Stone fruit season is one of the best times of the year to find juicy, pitted treasures like peaches, fresh apricots, and ripe cherries at grocery stores and farmers markets, typically spanning from late May to early October. Once you get your bounty and bring it home, there's all kinds of ways to enjoy the fresh picks. Biting straight into these sweet pearls can be a real treat, but sometimes if you don't want the mess, or need to cut up the fruit to serve in a dish or recipe, there are best practices for prepping them.

The next time you chop up your stone fruit, and want to use the best methods for pulling the edible parts away from the hard seed in the center, it's imperative to cut down the middle of the fruit and not top to bottom, which is often the instinct since the fruit usually has natural vertical lines. But, cutting across the exterior of the fruit with a knife will ensure that any pit that clings to the flesh — in addition to cherries and peaches, think mangoes, nectarines, plums, and pluots — will be easily removable.

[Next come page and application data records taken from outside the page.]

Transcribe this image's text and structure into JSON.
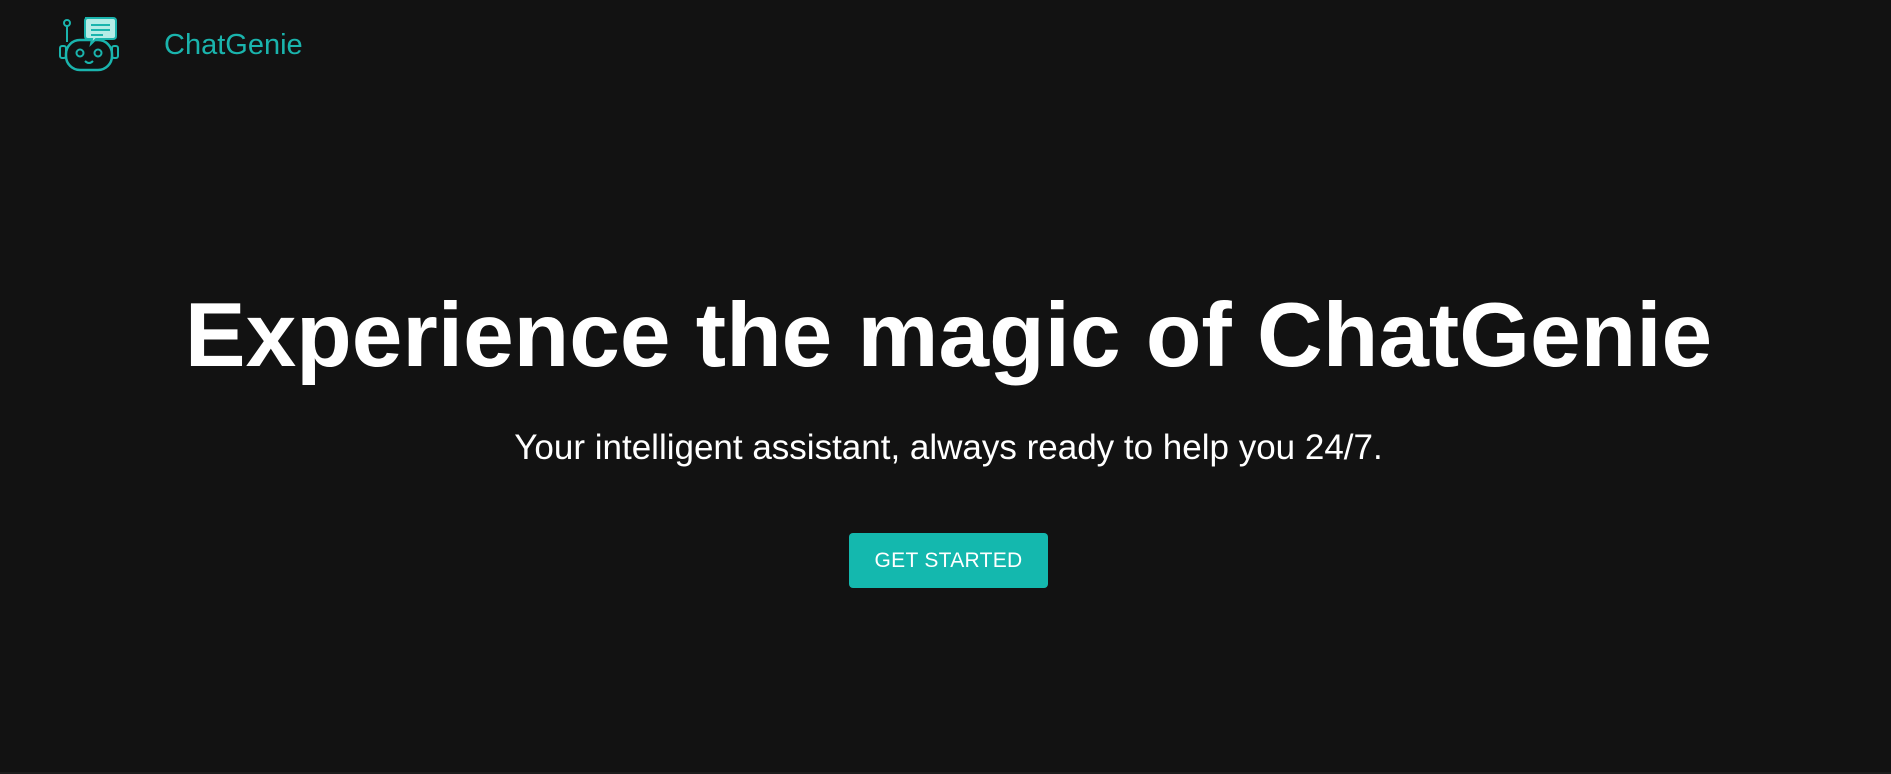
{
  "header": {
    "logo_icon": "robot-chat-icon",
    "brand": "ChatGenie"
  },
  "hero": {
    "title": "Experience the magic of ChatGenie",
    "subtitle": "Your intelligent assistant, always ready to help you 24/7.",
    "cta_label": "GET STARTED"
  },
  "colors": {
    "background": "#121212",
    "accent": "#14b8ae",
    "text": "#ffffff"
  }
}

The trick to slicing stone fruits with large pits

Before you even get started cutting into the stone fruit, make sure your produce is ripe. There should be the slightest bit of give when you press down gently near the stem. Once that's been confirmed, then it's time to use these tips to make the most of your fresh picks without laboring over the prep work.

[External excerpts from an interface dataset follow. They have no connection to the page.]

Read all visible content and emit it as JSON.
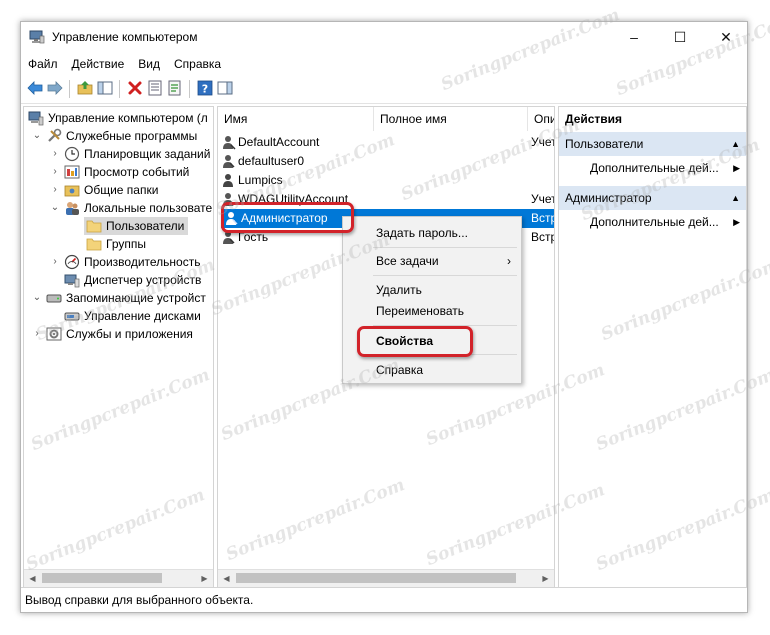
{
  "window": {
    "title": "Управление компьютером",
    "controls": [
      "–",
      "☐",
      "✕"
    ]
  },
  "menu": [
    "Файл",
    "Действие",
    "Вид",
    "Справка"
  ],
  "tree": [
    {
      "label": "Управление компьютером (л",
      "icon": "computer-management-icon"
    },
    {
      "label": "Служебные программы",
      "icon": "tools-icon"
    },
    {
      "label": "Планировщик заданий",
      "icon": "clock-icon"
    },
    {
      "label": "Просмотр событий",
      "icon": "event-viewer-icon"
    },
    {
      "label": "Общие папки",
      "icon": "shared-folder-icon"
    },
    {
      "label": "Локальные пользовате",
      "icon": "local-users-icon"
    },
    {
      "label": "Пользователи",
      "icon": "folder-icon"
    },
    {
      "label": "Группы",
      "icon": "folder-icon"
    },
    {
      "label": "Производительность",
      "icon": "performance-icon"
    },
    {
      "label": "Диспетчер устройств",
      "icon": "device-manager-icon"
    },
    {
      "label": "Запоминающие устройст",
      "icon": "storage-icon"
    },
    {
      "label": "Управление дисками",
      "icon": "disk-icon"
    },
    {
      "label": "Службы и приложения",
      "icon": "services-icon"
    }
  ],
  "columns": [
    "Имя",
    "Полное имя",
    "Опи"
  ],
  "users": [
    {
      "name": "DefaultAccount",
      "desc": "Учет"
    },
    {
      "name": "defaultuser0",
      "desc": ""
    },
    {
      "name": "Lumpics",
      "desc": ""
    },
    {
      "name": "WDAGUtilityAccount",
      "desc": "Учет"
    },
    {
      "name": "Администратор",
      "desc": "Встр"
    },
    {
      "name": "Гость",
      "desc": "Встр"
    }
  ],
  "context_menu": {
    "items": [
      "Задать пароль...",
      "Все задачи",
      "Удалить",
      "Переименовать",
      "Свойства",
      "Справка"
    ],
    "submenu_arrow": "›"
  },
  "actions": {
    "header": "Действия",
    "sections": [
      {
        "title": "Пользователи",
        "item": "Дополнительные дей..."
      },
      {
        "title": "Администратор",
        "item": "Дополнительные дей..."
      }
    ]
  },
  "status": "Вывод справки для выбранного объекта.",
  "watermark": "Soringpcrepair.Com",
  "colors": {
    "selection": "#0078d7",
    "highlight": "#d2232a",
    "section": "#dbe6f3"
  }
}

When chopping up stone fruits like peaches that have a large seed in the middle, you'll want to carve horizontally across the fruit using a serrated knife. Cutting across the center provides greater access to the pit, and using a serrated knife will ensure the hard stone in the middle doesn't dull your best chef's or paring knife. 

Then, you can wiggle the top and bottom fruit halves apart, and set the one without the seed to the side. With the remaining pitted piece, take your knife and cut the fruit once more in half, again focusing on slicing through the equator. With the pit even more revealed, you can pry it right out and enjoy your ready-to-eat slices.

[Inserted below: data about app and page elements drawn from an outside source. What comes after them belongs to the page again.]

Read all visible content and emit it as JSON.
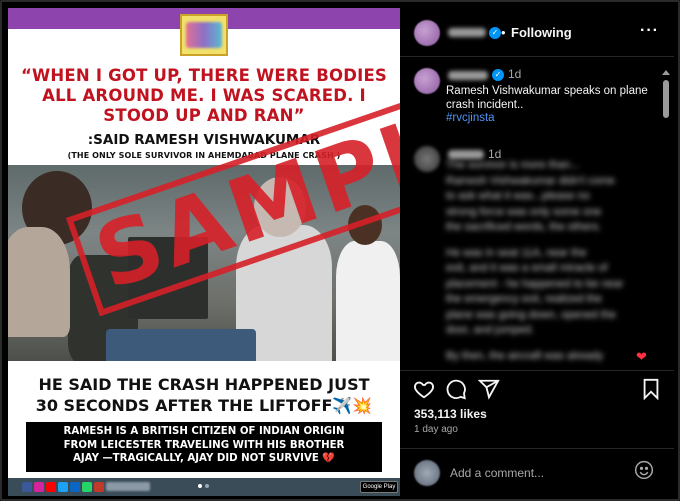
{
  "post_image": {
    "quote_lines": [
      "“WHEN I GOT UP, THERE WERE BODIES",
      "ALL AROUND ME. I WAS SCARED. I",
      "STOOD UP AND RAN”"
    ],
    "said_by": ":SAID RAMESH VISHWAKUMAR",
    "survivor_note": "(THE ONLY SOLE SURVIVOR IN AHEMDABAD PLANE CRASH )",
    "watermark": "SAMPLE",
    "headline_lines": [
      "HE SAID THE CRASH HAPPENED JUST",
      "30 SECONDS AFTER THE LIFTOFF✈️💥"
    ],
    "info_lines": [
      "RAMESH IS A BRITISH CITIZEN OF INDIAN ORIGIN",
      "FROM LEICESTER TRAVELING WITH HIS BROTHER",
      "AJAY —TRAGICALLY, AJAY DID NOT SURVIVE 💔"
    ],
    "store_badge": "Google Play"
  },
  "header": {
    "dot": "•",
    "following_label": "Following",
    "more_label": "···"
  },
  "caption": {
    "time": "1d",
    "text_lines": [
      "Ramesh Vishwakumar speaks on plane",
      "crash incident.."
    ],
    "hashtag": "#rvcjinsta"
  },
  "comment2": {
    "time": "1d",
    "blurred_lines": [
      "The survivor is more than...",
      "Ramesh Vishwakumar didn't come",
      "to ask what it was...please no",
      "strong force was only some one",
      "the sacrificed words, the others.",
      "",
      "He was in seat 11A, near the",
      "exit, and it was a small miracle of",
      "placement - he happened to be near",
      "the emergency exit, realized the",
      "plane was going down, opened the",
      "door, and jumped.",
      "",
      "By then, the aircraft was already"
    ]
  },
  "stats": {
    "likes": "353,113 likes",
    "ago": "1 day ago"
  },
  "comment_box": {
    "placeholder": "Add a comment..."
  },
  "icons": [
    "verified-icon",
    "heart-icon",
    "comment-icon",
    "share-icon",
    "save-icon",
    "emoji-icon",
    "scroll-up-icon"
  ],
  "colors": {
    "quote_red": "#c1121f",
    "stamp_red": "#d62028",
    "hashtag_blue": "#4e95f5",
    "verified_blue": "#0095f6",
    "like_red": "#ff3040"
  }
}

How to slice and prep softer stone fruits

But, not all stone fruits have a huge seed in the middle and require other best practices. Some types, like plums, tend to be much softer. To best slice plums, halve them in the same way you would a peach, then place them pit-side down. Next, carefully cut lengthwise around the seed and gently pull the flesh away, trying your best to keep it in one piece.

Mangoes are another tricky stone fruit. The best way to peel and eat a mango starts by holding it stem up and carving a ¼-inch from the center on both sides. Because mangoes have a pit that's thinner than peaches and plums, the closer you get to the inside, you may need some extra help. One option is to use a peeler to free the flesh from the seed.

Once you've separated a stone fruit from its seed, there are so many ways to incorporate sweet cherries, peaches, and more into your favorite dishes. One delicious option is a stone fruit crumble that just requires cooking peaches or plums in butter before topping them with an oat, walnut, and cinnamon mixture and baking in the oven. Cherry turnovers are another great pick, perfect for breakfast or dessert. For a more savory take, you could plate a tomato and peach salad with goat cheese, and if you have any leftover pieces (or fruit that's about to expire), whip up some jam and preserve the mix for bread and bagels.